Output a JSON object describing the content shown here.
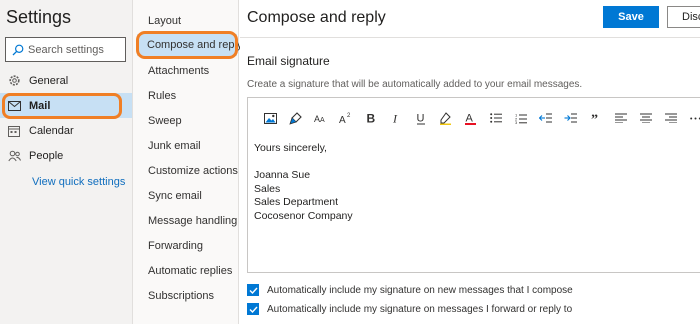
{
  "settings": {
    "title": "Settings"
  },
  "search": {
    "placeholder": "Search settings"
  },
  "nav1": {
    "items": [
      {
        "label": "General",
        "icon": "gear-icon"
      },
      {
        "label": "Mail",
        "icon": "mail-icon",
        "selected": true
      },
      {
        "label": "Calendar",
        "icon": "calendar-icon"
      },
      {
        "label": "People",
        "icon": "people-icon"
      }
    ],
    "quick_link": "View quick settings"
  },
  "nav2": {
    "items": [
      {
        "label": "Layout"
      },
      {
        "label": "Compose and reply",
        "active": true
      },
      {
        "label": "Attachments"
      },
      {
        "label": "Rules"
      },
      {
        "label": "Sweep"
      },
      {
        "label": "Junk email"
      },
      {
        "label": "Customize actions"
      },
      {
        "label": "Sync email"
      },
      {
        "label": "Message handling"
      },
      {
        "label": "Forwarding"
      },
      {
        "label": "Automatic replies"
      },
      {
        "label": "Subscriptions"
      }
    ]
  },
  "main": {
    "title": "Compose and reply",
    "save_label": "Save",
    "discard_label": "Discard",
    "signature_heading": "Email signature",
    "signature_description": "Create a signature that will be automatically added to your email messages."
  },
  "toolbar": {
    "icons": [
      "insert-picture-icon",
      "format-painter-icon",
      "font-size-icon",
      "superscript-icon",
      "bold-icon",
      "italic-icon",
      "underline-icon",
      "highlight-icon",
      "font-color-icon",
      "bullets-icon",
      "numbering-icon",
      "decrease-indent-icon",
      "increase-indent-icon",
      "quote-icon",
      "align-left-icon",
      "align-center-icon",
      "align-right-icon",
      "more-options-icon"
    ]
  },
  "signature": {
    "lines": [
      "Yours sincerely,",
      "",
      "Joanna Sue",
      "Sales",
      "Sales Department",
      "Cocosenor Company"
    ]
  },
  "options": {
    "new_messages": {
      "label": "Automatically include my signature on new messages that I compose",
      "checked": true
    },
    "forward_reply": {
      "label": "Automatically include my signature on messages I forward or reply to",
      "checked": true
    }
  },
  "colors": {
    "accent": "#0078d4",
    "highlight": "#f07f25",
    "selected_bg": "#c7e0f4",
    "link": "#106ebe"
  }
}
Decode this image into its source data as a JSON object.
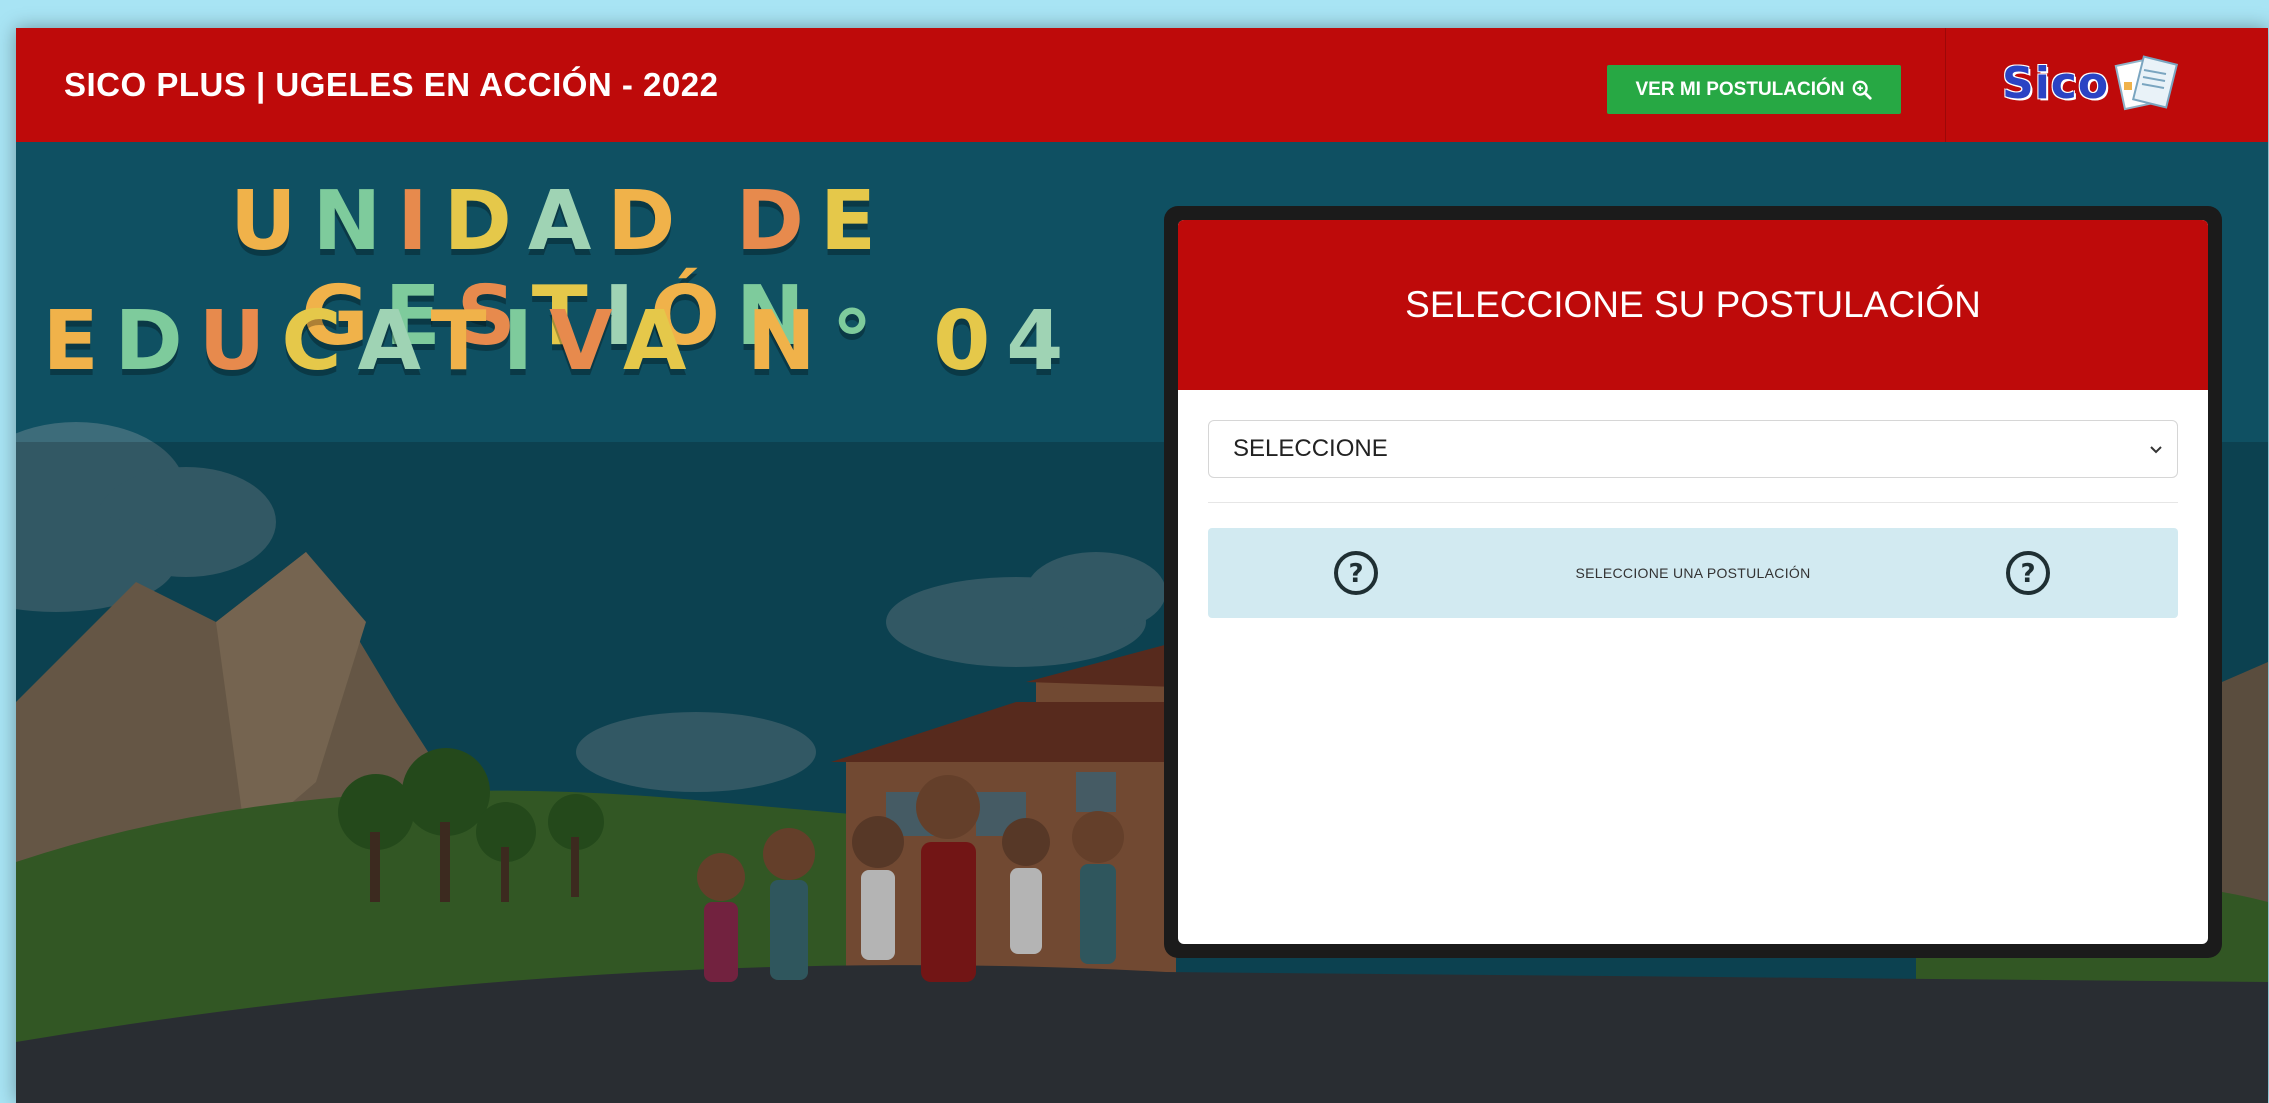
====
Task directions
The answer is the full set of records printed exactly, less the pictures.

Exercise answer
Output a JSON object describing the content shown here.
{
  "settings": {
    "title": "Settings"
  },
  "search": {
    "placeholder": "Search settings"
  },
  "nav1": {
    "items": [
      {
        "label": "General",
        "icon": "gear-icon"
      },
      {
        "label": "Mail",
        "icon": "mail-icon",
        "selected": true
      },
      {
        "label": "Calendar",
        "icon": "calendar-icon"
      },
      {
        "label": "People",
        "icon": "people-icon"
      }
    ],
    "quick_link": "View quick settings"
  },
  "nav2": {
    "items": [
      {
        "label": "Layout"
      },
      {
        "label": "Compose and reply",
        "active": true
      },
      {
        "label": "Attachments"
      },
      {
        "label": "Rules"
      },
      {
        "label": "Sweep"
      },
      {
        "label": "Junk email"
      },
      {
        "label": "Customize actions"
      },
      {
        "label": "Sync email"
      },
      {
        "label": "Message handling"
      },
      {
        "label": "Forwarding"
      },
      {
        "label": "Automatic replies"
      },
      {
        "label": "Subscriptions"
      }
    ]
  },
  "main": {
    "title": "Compose and reply",
    "save_label": "Save",
    "discard_label": "Discard",
    "signature_heading": "Email signature",
    "signature_description": "Create a signature that will be automatically added to your email messages."
  },
  "toolbar": {
    "icons": [
      "insert-picture-icon",
      "format-painter-icon",
      "font-size-icon",
      "superscript-icon",
      "bold-icon",
      "italic-icon",
      "underline-icon",
      "highlight-icon",
      "font-color-icon",
      "bullets-icon",
      "numbering-icon",
      "decrease-indent-icon",
      "increase-indent-icon",
      "quote-icon",
      "align-left-icon",
      "align-center-icon",
      "align-right-icon",
      "more-options-icon"
    ]
  },
  "signature": {
    "lines": [
      "Yours sincerely,",
      "",
      "Joanna Sue",
      "Sales",
      "Sales Department",
      "Cocosenor Company"
    ]
  },
  "options": {
    "new_messages": {
      "label": "Automatically include my signature on new messages that I compose",
      "checked": true
    },
    "forward_reply": {
      "label": "Automatically include my signature on messages I forward or reply to",
      "checked": true
    }
  },
  "colors": {
    "accent": "#0078d4",
    "highlight": "#f07f25",
    "selected_bg": "#c7e0f4",
    "link": "#106ebe"
  }
}
Decode this image into its source data as a JSON object.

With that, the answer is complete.